Moreover (and, I think the reason why I love it so much), long exposure photography encourages us to slow down, be patient, and immerse ourselves fully in the present moment. It teaches us to observe the subtle changes in light, anticipate movements, and make deliberate artistic choices. Through this process, we develop a deeper connection with the landscape, fostering a profound appreciation for its ever-changing dynamics.

Your choice of exposure time rather depends on the subject matter, the speed at which the elements are travelling (such as water and clouds etc.) and the look you're trying to achieve. Surprisingly, the exposure time for some subjects can still be quite quick but if you need a longer exposure time, it's likely that you'll need a specialist 'long exposure' filter. There are numerous long exposure filters on the market from companies such as Cokin, Hoya, K&F, NisiLee (the filter system I use) and others. Depending on the manufacturer, these filters either screw onto the front of your lens or sit in a holder allowing you to extend the exposure time (shutter speed), creating a long exposure image. It's great fun because until you've taken the picture you really don't know what the outcome is going to look like.

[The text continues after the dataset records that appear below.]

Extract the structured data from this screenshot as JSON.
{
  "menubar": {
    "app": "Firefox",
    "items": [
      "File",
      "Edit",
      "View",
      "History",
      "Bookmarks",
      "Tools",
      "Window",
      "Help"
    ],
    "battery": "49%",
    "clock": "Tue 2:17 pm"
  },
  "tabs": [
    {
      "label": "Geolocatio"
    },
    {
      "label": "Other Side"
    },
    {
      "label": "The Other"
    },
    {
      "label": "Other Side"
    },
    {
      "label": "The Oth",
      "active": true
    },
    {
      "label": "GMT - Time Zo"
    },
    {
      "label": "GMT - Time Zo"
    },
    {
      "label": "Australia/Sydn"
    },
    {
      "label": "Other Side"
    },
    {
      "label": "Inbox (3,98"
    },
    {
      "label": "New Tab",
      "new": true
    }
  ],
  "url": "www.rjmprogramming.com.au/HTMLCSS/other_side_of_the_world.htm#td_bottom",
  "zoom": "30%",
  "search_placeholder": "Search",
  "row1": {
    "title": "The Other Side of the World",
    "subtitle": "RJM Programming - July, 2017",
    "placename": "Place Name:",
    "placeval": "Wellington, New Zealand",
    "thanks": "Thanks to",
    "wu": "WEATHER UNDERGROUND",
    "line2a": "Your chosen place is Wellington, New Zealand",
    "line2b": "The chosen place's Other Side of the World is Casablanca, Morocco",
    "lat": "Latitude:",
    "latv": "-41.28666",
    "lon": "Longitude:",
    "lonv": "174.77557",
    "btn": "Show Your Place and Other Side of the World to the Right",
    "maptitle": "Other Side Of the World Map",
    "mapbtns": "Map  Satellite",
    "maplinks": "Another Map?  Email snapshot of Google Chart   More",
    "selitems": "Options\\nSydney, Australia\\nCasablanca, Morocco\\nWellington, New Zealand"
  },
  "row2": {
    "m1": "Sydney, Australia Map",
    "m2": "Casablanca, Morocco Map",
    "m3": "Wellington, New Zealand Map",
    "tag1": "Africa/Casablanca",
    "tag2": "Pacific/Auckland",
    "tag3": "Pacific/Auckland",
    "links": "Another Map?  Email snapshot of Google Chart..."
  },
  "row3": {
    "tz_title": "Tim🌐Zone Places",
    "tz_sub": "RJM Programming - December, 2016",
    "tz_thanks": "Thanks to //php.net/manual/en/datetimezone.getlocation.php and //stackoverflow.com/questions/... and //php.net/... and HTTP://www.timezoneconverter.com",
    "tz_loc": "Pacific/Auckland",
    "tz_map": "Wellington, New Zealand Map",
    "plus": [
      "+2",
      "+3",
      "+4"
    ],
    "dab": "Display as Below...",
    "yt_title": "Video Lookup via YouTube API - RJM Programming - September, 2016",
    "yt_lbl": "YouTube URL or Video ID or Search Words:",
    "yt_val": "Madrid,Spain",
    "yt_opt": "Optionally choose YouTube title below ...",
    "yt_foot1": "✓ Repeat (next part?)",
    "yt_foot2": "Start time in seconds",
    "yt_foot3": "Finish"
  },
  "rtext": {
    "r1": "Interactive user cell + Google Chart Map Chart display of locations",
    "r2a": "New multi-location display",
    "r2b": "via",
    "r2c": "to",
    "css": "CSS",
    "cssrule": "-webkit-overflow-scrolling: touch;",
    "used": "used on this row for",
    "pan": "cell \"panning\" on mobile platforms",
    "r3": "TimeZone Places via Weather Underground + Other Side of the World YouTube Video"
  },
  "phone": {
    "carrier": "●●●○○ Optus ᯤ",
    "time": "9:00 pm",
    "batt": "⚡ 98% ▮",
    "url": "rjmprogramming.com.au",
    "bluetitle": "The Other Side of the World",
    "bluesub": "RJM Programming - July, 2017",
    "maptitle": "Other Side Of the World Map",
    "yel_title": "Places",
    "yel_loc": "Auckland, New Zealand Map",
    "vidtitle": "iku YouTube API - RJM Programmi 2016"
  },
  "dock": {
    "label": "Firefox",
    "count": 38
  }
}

lee85 polariser

A marriage made in heaven

What works particularly well with long exposures is black and white. This is because both techniques are already one step back from reality, meaning that neither methods are the way we normally see the world around us. Black and white images also simplify a scene creating a more powerful sense of shape and form.

Join me on dedicated workshops

If you would like to learn how to create compelling long exposure images, consider joining me on my Picture2Print: Long Exposure workshop in September 2023 or my Picture2Print: Yorkshire in Black and White workshop in November 2023. Not only will I show you how to take great long exposure and black and white images but also how to process and print them to gallery standards for you to take home.